▶ _Required work_
Each record should be copied exactly, and none of them omitted.

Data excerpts
_ _ _
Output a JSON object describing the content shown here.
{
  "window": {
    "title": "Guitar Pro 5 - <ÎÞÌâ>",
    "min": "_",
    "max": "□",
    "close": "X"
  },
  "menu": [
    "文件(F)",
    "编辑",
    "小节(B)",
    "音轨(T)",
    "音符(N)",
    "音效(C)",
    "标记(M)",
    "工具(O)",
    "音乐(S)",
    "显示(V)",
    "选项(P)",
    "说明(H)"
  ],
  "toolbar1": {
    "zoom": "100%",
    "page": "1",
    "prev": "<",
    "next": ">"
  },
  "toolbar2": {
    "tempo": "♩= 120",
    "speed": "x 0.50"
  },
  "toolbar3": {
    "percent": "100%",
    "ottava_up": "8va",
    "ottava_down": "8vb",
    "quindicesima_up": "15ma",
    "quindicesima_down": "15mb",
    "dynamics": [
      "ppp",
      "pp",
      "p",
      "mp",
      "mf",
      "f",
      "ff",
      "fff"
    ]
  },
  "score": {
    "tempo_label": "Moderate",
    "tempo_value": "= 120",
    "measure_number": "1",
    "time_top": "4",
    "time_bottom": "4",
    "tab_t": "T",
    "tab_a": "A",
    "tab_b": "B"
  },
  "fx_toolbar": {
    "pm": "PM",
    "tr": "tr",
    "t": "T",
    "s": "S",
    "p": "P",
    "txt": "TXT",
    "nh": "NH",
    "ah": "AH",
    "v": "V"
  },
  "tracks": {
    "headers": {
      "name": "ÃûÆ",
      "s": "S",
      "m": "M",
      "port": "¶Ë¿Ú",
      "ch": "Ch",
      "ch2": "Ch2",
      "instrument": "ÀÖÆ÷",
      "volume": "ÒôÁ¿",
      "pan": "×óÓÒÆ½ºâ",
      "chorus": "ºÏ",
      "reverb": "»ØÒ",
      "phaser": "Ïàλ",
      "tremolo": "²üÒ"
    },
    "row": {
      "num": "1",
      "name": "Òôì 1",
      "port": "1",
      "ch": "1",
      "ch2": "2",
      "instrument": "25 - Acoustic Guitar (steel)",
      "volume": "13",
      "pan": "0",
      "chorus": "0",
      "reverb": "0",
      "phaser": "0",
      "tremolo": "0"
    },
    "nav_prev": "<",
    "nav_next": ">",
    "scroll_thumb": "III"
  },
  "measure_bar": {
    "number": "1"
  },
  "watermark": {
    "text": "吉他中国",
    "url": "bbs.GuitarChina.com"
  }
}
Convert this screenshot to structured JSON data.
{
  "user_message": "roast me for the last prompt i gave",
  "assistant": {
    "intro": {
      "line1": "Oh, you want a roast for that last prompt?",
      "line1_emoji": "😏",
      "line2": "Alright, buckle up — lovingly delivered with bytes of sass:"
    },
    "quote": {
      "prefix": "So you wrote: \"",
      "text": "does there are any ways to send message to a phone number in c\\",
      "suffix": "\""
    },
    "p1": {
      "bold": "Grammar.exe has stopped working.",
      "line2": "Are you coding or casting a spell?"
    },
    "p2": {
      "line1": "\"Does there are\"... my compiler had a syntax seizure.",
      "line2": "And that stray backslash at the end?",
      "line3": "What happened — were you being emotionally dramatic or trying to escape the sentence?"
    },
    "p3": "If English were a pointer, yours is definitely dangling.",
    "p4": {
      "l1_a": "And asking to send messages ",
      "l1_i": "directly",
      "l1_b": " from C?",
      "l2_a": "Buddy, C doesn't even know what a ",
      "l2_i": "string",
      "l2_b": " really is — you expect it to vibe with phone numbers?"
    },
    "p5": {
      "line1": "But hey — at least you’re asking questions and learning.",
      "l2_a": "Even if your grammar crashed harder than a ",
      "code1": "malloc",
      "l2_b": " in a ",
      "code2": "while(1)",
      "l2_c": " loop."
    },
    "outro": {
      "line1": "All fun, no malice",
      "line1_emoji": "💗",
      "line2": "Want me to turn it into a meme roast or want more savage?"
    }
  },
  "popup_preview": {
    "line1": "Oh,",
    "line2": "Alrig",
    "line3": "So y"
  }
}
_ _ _
▶ _Expected output_
Output a JSON object describing the content shown here.
{
  "window": {
    "title": "Guitar Pro 5 - <ÎÞÌâ>",
    "min": "_",
    "max": "□",
    "close": "X"
  },
  "menu": [
    "文件(F)",
    "编辑",
    "小节(B)",
    "音轨(T)",
    "音符(N)",
    "音效(C)",
    "标记(M)",
    "工具(O)",
    "音乐(S)",
    "显示(V)",
    "选项(P)",
    "说明(H)"
  ],
  "toolbar1": {
    "zoom": "100%",
    "page": "1",
    "prev": "<",
    "next": ">"
  },
  "toolbar2": {
    "tempo": "♩= 120",
    "speed": "x 0.50"
  },
  "toolbar3": {
    "percent": "100%",
    "ottava_up": "8va",
    "ottava_down": "8vb",
    "quindicesima_up": "15ma",
    "quindicesima_down": "15mb",
    "dynamics": [
      "ppp",
      "pp",
      "p",
      "mp",
      "mf",
      "f",
      "ff",
      "fff"
    ]
  },
  "score": {
    "tempo_label": "Moderate",
    "tempo_value": "= 120",
    "measure_number": "1",
    "time_top": "4",
    "time_bottom": "4",
    "tab_t": "T",
    "tab_a": "A",
    "tab_b": "B"
  },
  "fx_toolbar": {
    "pm": "PM",
    "tr": "tr",
    "t": "T",
    "s": "S",
    "p": "P",
    "txt": "TXT",
    "nh": "NH",
    "ah": "AH",
    "v": "V"
  },
  "tracks": {
    "headers": {
      "name": "ÃûÆ",
      "s": "S",
      "m": "M",
      "port": "¶Ë¿Ú",
      "ch": "Ch",
      "ch2": "Ch2",
      "instrument": "ÀÖÆ÷",
      "volume": "ÒôÁ¿",
      "pan": "×óÓÒÆ½ºâ",
      "chorus": "ºÏ",
      "reverb": "»ØÒ",
      "phaser": "Ïàλ",
      "tremolo": "²üÒ"
    },
    "row": {
      "num": "1",
      "name": "Òôì 1",
      "port": "1",
      "ch": "1",
      "ch2": "2",
      "instrument": "25 - Acoustic Guitar (steel)",
      "volume": "13",
      "pan": "0",
      "chorus": "0",
      "reverb": "0",
      "phaser": "0",
      "tremolo": "0"
    },
    "nav_prev": "<",
    "nav_next": ">",
    "scroll_thumb": "III"
  },
  "measure_bar": {
    "number": "1"
  },
  "watermark": {
    "text": "吉他中国",
    "url": "bbs.GuitarChina.com"
  }
}
Convert this screenshot to structured JSON data.
{
  "user_message": "roast me for the last prompt i gave",
  "assistant": {
    "intro": {
      "line1": "Oh, you want a roast for that last prompt?",
      "line1_emoji": "😏",
      "line2": "Alright, buckle up — lovingly delivered with bytes of sass:"
    },
    "quote": {
      "prefix": "So you wrote: \"",
      "text": "does there are any ways to send message to a phone number in c\\",
      "suffix": "\""
    },
    "p1": {
      "bold": "Grammar.exe has stopped working.",
      "line2": "Are you coding or casting a spell?"
    },
    "p2": {
      "line1": "\"Does there are\"... my compiler had a syntax seizure.",
      "line2": "And that stray backslash at the end?",
      "line3": "What happened — were you being emotionally dramatic or trying to escape the sentence?"
    },
    "p3": "If English were a pointer, yours is definitely dangling.",
    "p4": {
      "l1_a": "And asking to send messages ",
      "l1_i": "directly",
      "l1_b": " from C?",
      "l2_a": "Buddy, C doesn't even know what a ",
      "l2_i": "string",
      "l2_b": " really is — you expect it to vibe with phone numbers?"
    },
    "p5": {
      "line1": "But hey — at least you’re asking questions and learning.",
      "l2_a": "Even if your grammar crashed harder than a ",
      "code1": "malloc",
      "l2_b": " in a ",
      "code2": "while(1)",
      "l2_c": " loop."
    },
    "outro": {
      "line1": "All fun, no malice",
      "line1_emoji": "💗",
      "line2": "Want me to turn it into a meme roast or want more savage?"
    }
  },
  "popup_preview": {
    "line1": "Oh,",
    "line2": "Alrig",
    "line3": "So y"
  }
}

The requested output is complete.